For the 160 TDs returned in February's election, the Oireachtas term which just ended has been the equivalent of a slow-paced movie that suddenly tries to cram 20 plot twists in its last half hour.
The first, torturous month post-election was dominated by everyone talking to everyone else until the inevitable dawned: if Sinn Féin was to be kept out of Government or a second election was to be avoided, then Fianna Fáil and Fine Gael were going to have to do business together.
That was what we all said at the start of March, though it still took almost four months to get there.
Despite shouting to the heavens about their willingness to form a Government of “change”, it was clear from very early on that Sinn Féin simply couldn’t fashion the numbers to get into the hot seat without the help of Fianna Fáil, something Micheál Martin made clear would not be happening.
And then a certain global pandemic landed itself, uninvited, into the middle of the party on February 29.
For nearly three months after then-taoiseach Leo Varadkar locked down the country in the face of an apolitical monster of a virus, the artists formerly known as the Big Two and the Greens were locked in talks about how best to force their respective square pegs into round holes.
No one seemed very happy about it, but with the eye-watering money being spent by the State to keep the country afloat with the economy in hibernation, it was generally agreed that a Government with a mandate was needed.
No one, that is, with the possible exception of Mr Martin, who was destined to finally achieve the ambition of a lifetime and become Taoiseach, thus avoiding the ignominy of being the only leader of his party not to lead the country.
Would he have been quite so happy if he had known in advance how his first five weeks would go? Since the new ministers received their seals of office on June 27, the following, and quite a bit more, has happened:
- Fianna Fáil TDs far and wide bellyached about not receiving a ministry. Michael Moynihan and Willie O’Dea publicly savaged their leader. Jim O’Callaghan refused a junior ministry and instead set up shop in the long grass, allegedly plotting for a Micheál-free future. And Dara Calleary, the party’s deputy leader, got demoted to chief whip, only to get a ministry after all when...
- Minister for Agriculture Barry Cowen got pushed onto his sword by the Taoiseach after refusing to fall on it voluntarily over a messy scandal involving a drink-driving arrest while using a provisional licence in September 2016. His first action as minister had been to read a grovelling apology for his four-year-old actions to the Dáil, with no questions asked. But the storm did not disappear and after just 17 days, Mr Cowen became the shortest-serving minister in the history of the State;
- The Government, at a time of significant unemployment, uncertainty and reliance on social welfare, decided to grant its newest super junior minister a €16,000 pay rise only to then declare a 10% pay cut for itself instead. Minister for Social Protection Heather Humphreys decided to change the rules for qualifying for the Pandemic Unemployment Payment to exclude those not ‘genuinely seeking work’. During a pandemic, when many industries remain shuttered due to public health restrictions. She also decreed that travel abroad for anyone getting the payment is impossible, thus contradicting the Government’s own rules. Then she performed a u-turn to say that all that other stuff she’d said is not the case, and you can travel after all;

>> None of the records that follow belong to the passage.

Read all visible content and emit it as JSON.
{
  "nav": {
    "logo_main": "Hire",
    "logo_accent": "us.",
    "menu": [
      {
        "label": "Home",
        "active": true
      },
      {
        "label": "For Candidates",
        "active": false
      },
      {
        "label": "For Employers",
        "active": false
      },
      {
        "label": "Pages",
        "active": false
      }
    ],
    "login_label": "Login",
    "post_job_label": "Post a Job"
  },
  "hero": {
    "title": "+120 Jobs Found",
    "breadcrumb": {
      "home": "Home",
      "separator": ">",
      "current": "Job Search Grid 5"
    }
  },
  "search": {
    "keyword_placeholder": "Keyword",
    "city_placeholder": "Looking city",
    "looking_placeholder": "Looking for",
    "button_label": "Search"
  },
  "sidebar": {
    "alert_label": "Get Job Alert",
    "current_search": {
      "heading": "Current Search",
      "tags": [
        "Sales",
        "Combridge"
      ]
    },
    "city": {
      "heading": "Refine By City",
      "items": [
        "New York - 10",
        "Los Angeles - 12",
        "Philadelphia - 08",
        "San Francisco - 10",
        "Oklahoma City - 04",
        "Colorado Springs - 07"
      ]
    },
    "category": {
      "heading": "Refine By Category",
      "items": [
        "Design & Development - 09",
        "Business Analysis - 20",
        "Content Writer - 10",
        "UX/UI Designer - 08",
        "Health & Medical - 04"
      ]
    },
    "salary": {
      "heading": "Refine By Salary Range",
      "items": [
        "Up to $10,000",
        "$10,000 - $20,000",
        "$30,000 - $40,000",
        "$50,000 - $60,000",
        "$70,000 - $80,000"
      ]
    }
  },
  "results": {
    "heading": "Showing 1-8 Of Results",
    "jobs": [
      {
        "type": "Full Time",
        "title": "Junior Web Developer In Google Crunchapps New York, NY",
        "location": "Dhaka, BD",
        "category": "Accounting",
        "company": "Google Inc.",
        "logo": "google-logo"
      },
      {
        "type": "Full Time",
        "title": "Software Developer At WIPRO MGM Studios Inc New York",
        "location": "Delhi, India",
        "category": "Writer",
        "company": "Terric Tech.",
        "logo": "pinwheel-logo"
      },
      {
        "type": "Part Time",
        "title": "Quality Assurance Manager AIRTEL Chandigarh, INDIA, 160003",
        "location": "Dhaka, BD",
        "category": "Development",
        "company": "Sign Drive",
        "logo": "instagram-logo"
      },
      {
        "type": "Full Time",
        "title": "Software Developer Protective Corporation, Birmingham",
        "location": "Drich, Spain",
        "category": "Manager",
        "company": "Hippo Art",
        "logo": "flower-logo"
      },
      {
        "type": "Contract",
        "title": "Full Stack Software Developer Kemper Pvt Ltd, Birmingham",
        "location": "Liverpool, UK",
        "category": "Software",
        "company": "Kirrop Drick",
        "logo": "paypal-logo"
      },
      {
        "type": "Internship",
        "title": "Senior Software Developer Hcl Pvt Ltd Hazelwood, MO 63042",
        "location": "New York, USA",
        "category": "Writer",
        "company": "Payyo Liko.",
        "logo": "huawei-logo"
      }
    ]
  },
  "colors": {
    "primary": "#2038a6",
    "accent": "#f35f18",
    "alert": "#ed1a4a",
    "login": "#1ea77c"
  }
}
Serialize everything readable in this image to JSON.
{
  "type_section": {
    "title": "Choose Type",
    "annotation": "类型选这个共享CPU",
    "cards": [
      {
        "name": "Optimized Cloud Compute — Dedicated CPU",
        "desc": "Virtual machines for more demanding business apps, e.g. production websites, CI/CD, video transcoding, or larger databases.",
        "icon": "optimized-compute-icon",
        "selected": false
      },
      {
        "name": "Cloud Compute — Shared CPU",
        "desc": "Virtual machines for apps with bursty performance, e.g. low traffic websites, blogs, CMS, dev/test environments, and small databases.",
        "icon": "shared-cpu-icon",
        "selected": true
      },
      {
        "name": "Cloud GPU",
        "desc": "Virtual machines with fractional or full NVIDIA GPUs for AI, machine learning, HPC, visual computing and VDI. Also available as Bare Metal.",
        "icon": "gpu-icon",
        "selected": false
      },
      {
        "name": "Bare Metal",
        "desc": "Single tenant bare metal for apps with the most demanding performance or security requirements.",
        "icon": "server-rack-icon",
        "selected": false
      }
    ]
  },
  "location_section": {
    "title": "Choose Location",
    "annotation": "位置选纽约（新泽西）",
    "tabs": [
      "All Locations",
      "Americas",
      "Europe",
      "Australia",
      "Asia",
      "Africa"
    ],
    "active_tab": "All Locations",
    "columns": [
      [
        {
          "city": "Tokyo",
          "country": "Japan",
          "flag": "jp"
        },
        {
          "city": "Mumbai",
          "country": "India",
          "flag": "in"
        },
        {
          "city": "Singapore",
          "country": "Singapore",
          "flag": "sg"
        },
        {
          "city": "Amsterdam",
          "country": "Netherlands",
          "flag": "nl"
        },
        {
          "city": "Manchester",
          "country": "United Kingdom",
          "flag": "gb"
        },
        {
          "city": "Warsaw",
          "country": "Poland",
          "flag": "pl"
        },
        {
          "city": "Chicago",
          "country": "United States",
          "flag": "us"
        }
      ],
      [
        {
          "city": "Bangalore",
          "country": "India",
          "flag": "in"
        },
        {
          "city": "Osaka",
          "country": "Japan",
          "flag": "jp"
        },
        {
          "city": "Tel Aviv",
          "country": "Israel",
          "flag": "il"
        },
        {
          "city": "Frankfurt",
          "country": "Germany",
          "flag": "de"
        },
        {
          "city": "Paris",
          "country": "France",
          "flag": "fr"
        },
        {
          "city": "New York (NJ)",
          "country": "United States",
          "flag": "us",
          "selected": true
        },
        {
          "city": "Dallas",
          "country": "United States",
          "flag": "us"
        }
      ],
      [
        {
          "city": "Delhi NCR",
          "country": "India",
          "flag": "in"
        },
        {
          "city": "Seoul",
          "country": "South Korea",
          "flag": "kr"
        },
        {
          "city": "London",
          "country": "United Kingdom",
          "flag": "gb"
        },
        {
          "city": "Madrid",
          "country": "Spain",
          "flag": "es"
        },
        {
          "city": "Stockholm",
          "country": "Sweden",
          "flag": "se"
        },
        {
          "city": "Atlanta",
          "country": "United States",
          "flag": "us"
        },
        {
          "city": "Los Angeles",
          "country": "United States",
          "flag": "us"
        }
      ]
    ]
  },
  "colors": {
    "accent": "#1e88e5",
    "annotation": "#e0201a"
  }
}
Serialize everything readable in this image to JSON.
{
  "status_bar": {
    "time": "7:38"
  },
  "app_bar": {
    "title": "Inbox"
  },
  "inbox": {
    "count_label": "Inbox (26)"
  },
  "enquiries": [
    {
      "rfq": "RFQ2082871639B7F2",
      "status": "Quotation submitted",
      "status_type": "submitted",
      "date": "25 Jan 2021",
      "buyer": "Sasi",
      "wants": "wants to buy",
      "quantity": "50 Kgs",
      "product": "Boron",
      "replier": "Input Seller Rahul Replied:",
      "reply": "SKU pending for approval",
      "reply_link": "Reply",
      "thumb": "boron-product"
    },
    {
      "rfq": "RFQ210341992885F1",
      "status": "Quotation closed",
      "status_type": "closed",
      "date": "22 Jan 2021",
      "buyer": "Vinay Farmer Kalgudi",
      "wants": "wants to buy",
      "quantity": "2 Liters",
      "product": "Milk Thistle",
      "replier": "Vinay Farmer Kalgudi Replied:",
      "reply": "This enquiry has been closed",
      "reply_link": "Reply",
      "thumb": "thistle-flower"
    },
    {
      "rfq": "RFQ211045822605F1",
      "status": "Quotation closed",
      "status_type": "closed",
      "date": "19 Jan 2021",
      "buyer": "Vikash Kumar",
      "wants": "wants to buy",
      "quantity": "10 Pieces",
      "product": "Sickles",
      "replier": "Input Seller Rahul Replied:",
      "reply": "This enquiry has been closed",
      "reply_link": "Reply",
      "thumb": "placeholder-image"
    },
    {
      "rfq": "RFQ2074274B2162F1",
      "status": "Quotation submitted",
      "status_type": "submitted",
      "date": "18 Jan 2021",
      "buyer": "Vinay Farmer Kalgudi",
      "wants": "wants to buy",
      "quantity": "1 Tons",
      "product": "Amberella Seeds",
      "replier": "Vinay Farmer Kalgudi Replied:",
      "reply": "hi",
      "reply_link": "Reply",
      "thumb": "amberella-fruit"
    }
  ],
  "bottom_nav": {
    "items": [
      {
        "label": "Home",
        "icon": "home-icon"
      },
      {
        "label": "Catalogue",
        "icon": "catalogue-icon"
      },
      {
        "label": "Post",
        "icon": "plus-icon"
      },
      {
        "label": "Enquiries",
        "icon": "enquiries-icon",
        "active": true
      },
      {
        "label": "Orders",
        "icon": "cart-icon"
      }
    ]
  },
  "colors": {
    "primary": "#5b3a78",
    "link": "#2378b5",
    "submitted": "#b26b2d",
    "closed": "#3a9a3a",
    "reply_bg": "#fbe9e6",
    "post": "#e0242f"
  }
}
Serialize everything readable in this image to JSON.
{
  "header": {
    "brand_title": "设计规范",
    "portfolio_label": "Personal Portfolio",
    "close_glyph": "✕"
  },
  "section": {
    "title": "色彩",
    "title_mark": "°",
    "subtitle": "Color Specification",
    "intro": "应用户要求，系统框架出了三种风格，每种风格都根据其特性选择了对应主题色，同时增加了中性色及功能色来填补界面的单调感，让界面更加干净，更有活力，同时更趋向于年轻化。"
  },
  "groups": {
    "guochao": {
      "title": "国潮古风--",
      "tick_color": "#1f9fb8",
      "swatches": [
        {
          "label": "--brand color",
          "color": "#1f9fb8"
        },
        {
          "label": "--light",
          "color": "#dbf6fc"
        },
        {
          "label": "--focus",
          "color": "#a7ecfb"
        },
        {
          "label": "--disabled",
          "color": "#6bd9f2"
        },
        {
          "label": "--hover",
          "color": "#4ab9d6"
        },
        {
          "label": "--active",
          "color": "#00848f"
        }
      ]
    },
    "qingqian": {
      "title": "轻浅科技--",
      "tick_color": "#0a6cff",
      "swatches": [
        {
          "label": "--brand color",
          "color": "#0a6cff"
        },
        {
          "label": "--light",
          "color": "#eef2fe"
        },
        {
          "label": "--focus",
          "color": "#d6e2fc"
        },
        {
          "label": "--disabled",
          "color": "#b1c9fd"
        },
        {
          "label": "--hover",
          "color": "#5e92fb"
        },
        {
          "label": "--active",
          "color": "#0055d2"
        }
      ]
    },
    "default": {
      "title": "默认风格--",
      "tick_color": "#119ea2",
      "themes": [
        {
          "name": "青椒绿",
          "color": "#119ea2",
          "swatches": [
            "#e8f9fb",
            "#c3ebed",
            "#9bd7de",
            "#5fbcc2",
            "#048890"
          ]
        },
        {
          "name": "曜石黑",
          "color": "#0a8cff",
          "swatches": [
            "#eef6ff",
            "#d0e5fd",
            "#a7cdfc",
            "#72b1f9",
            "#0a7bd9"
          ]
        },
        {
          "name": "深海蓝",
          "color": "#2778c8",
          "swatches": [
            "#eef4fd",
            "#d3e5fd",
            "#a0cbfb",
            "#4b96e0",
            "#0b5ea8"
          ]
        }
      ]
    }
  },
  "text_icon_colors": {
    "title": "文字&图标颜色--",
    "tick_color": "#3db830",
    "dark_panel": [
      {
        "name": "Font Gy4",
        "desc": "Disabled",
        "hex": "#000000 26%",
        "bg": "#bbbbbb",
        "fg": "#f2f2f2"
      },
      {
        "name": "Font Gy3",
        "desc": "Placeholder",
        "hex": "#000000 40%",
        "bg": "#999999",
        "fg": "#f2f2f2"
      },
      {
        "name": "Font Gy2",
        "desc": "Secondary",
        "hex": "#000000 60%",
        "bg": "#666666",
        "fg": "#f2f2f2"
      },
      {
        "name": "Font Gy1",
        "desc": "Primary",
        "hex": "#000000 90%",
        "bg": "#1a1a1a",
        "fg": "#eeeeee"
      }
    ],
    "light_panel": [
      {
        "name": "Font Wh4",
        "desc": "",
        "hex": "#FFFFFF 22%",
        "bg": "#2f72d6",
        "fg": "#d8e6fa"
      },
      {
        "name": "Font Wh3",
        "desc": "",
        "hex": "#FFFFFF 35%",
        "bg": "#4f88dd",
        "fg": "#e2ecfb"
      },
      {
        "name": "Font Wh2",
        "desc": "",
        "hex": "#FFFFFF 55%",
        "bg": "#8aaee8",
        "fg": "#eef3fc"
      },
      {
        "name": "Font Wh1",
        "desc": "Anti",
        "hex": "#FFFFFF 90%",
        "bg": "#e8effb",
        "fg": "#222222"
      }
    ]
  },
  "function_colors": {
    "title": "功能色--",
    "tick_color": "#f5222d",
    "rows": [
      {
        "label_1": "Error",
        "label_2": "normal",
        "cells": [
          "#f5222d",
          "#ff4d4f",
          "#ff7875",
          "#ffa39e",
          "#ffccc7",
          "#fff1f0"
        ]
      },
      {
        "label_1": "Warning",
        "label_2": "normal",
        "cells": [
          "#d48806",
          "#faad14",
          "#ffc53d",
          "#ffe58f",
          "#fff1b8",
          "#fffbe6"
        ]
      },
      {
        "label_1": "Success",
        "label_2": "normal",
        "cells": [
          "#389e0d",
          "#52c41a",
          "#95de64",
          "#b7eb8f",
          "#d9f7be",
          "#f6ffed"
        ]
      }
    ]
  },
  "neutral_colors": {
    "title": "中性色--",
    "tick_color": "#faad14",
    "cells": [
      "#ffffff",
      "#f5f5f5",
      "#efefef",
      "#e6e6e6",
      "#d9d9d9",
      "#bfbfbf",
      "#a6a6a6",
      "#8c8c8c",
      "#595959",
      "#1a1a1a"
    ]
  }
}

- Backbench Fianna Fáil TD Marc MacSharry decided to brand public servants as couch potatoes solely interested in binge-watching Tiger King, with his party back in Government a matter of weeks for the first time in 10 years, and heavily dependent on those same, now thoroughly incensed, civil servants. An action politely described by one public service source as “braindead”;
- Meanwhile, Fianna Fáil’s weekly parliamentary party meetings have turned into a serial stocks-pelting session for the newly-minted Taoiseach. With friends like these, etc.
It has gotten to the stage that even the PUP scandal, which, lest we forget, emanated from a ministry controlled by Fine Gael since 2016, appears to have tarnished their coalition partners to a greater extent, with Leo’s crowd content to revel in the social media glory of a certain sexagenarian former communications minister’s washboard abs.
For the Government, the Dáil recess has come just in time. For Fianna Fáil, the opportunity is now there to dust themselves down, learn from their mistakes, and set about governing sensibly. How likely is that?
What happens next really depends on how long Fine Gael is prepared to indulge themselves watching their coalition partners self-immolate like a cadre of twisted firestarters. Sooner or later, they may decide that it would be altogether more fun to just pull the plug.
The odds on a second election before the year is out are 10/1 at the moment. That’s a tasty-looking bet.